The Moab edition ($32,995) includes graphics, Mopar bumpers (winch-capable front) and rock rails, a limited-slip rear differential (locking differential optional), upgraded soft top, heated front seats, leather and 245/75R17 all-terrain tires.
The Rubicon 10th Anniversary edition ($35,995) combines power conveniences, red-stitched leather upholstery, heated seats and multifunction display with Rubicon running gear. It also gets steel front winch-mount bumper with removable end pieces, steel rear bumper and tire carrier, heat extractor power dome hood, rock rails, red tow hooks and the largest tires on any Wrangler, aggressive LT265/70R17E on unique wheels.
Wrangler Unlimited four-doors are configured similarly, not identically, to the two-door.
Wrangler Unlimited Sport ($25,695) has removable doors, roll-up windows, black fender flares, halogen headlamps, foglamps, soft top, air conditioning, 60/40 split rear seat and cruise control.
Wrangler Unlimited S ($28,195) and Freedom ($31,295) special editions parallel the two-door versions.
Wrangler Unlimited Sahara ($31,295) adds body color fender flares, power heated mirrors, tubular side steps, remote keyless entry, power windows and door locks, XM radio, upgraded sound system, cruise control, leather-wrapped steering wheel, 115-volt outlet, and 18-inch painted aluminum wheels.
Wrangler Unlimited Moab ($36,495) gets the same improvements as the two door. Wrangler Unlimited Rubicon ($34,095) comes with the same extra offroad equipment as the two-door Rubicon, plus all the power equipment of the Sahara. The fully loaded Wrangler Unlimited Rubicon 10th Anniversary ($39,495) is equipped similarly to the two-door.
Optional on all Wranglers: automatic transmission, trailer tow, stereo and navigation upgrades on upper trims, front side-impact airbags, Uconnect voice command with Bluetooth, smokers’ pack and a Freedom Top three-piece hard top in black or color-matched.

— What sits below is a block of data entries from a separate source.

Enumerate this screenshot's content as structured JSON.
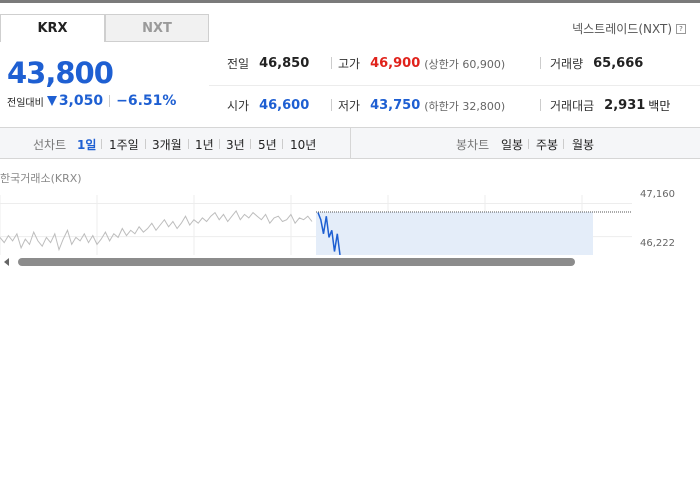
{
  "tabs": [
    {
      "label": "KRX",
      "active": true
    },
    {
      "label": "NXT",
      "active": false
    }
  ],
  "nxt_link": {
    "label": "넥스트레이드(NXT)",
    "help_icon": "help-icon"
  },
  "price": {
    "current": "43,800",
    "change_label": "전일대비",
    "change_icon": "down-triangle-icon",
    "change_value": "3,050",
    "change_pct": "−6.51%",
    "color_down": "#1e5fd2",
    "color_up": "#e0221b"
  },
  "stats": {
    "prev_close": {
      "label": "전일",
      "value": "46,850"
    },
    "high": {
      "label": "고가",
      "value": "46,900",
      "limit_label": "(상한가 60,900)"
    },
    "volume": {
      "label": "거래량",
      "value": "65,666"
    },
    "open": {
      "label": "시가",
      "value": "46,600"
    },
    "low": {
      "label": "저가",
      "value": "43,750",
      "limit_label": "(하한가 32,800)"
    },
    "trade_value": {
      "label": "거래대금",
      "value": "2,931",
      "unit": "백만"
    }
  },
  "period_bar": {
    "line_chart_label": "선차트",
    "line_periods": [
      "1일",
      "1주일",
      "3개월",
      "1년",
      "3년",
      "5년",
      "10년"
    ],
    "active_period": "1일",
    "candle_chart_label": "봉차트",
    "candle_periods": [
      "일봉",
      "주봉",
      "월봉"
    ]
  },
  "chart": {
    "title": "한국거래소(KRX)",
    "y_labels": [
      "47,160",
      "46,222"
    ]
  },
  "chart_data": {
    "type": "line",
    "ylim": [
      45700,
      47400
    ],
    "y_ticks": [
      47160,
      46222
    ],
    "series": [
      {
        "values": [
          46200,
          46050,
          46250,
          46100,
          46300,
          45900,
          46150,
          46000,
          46350,
          46100,
          45950,
          46200,
          46050,
          46300,
          45850,
          46150,
          46400,
          46000,
          46200,
          46100,
          46300,
          46050,
          46250,
          46000,
          46150,
          46350,
          46100,
          46300,
          46200,
          46450,
          46250,
          46400,
          46300,
          46500,
          46350,
          46450,
          46600,
          46400,
          46550,
          46700,
          46500,
          46650,
          46450,
          46600,
          46800,
          46550,
          46700,
          46600,
          46750,
          46650,
          46800,
          46900,
          46700,
          46850,
          46650,
          46800,
          46950,
          46700,
          46850,
          46750,
          46900,
          46800,
          46700,
          46850,
          46600,
          46750,
          46800,
          46650,
          46700,
          46850,
          46600,
          46750,
          46700,
          46800,
          46650
        ]
      },
      {
        "values": [
          46900,
          46700,
          46300,
          46800,
          46200,
          46400,
          45800,
          46300,
          45700
        ]
      }
    ]
  }
}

Some offer automatic climate control, leather, remote start and cosmetic upgrades.
Safety equipment on all models includes electronic stability control with roll mitigation, hill start assist, trailer sway control, all-speed traction control, ABS with brake assist and dual frontal airbags.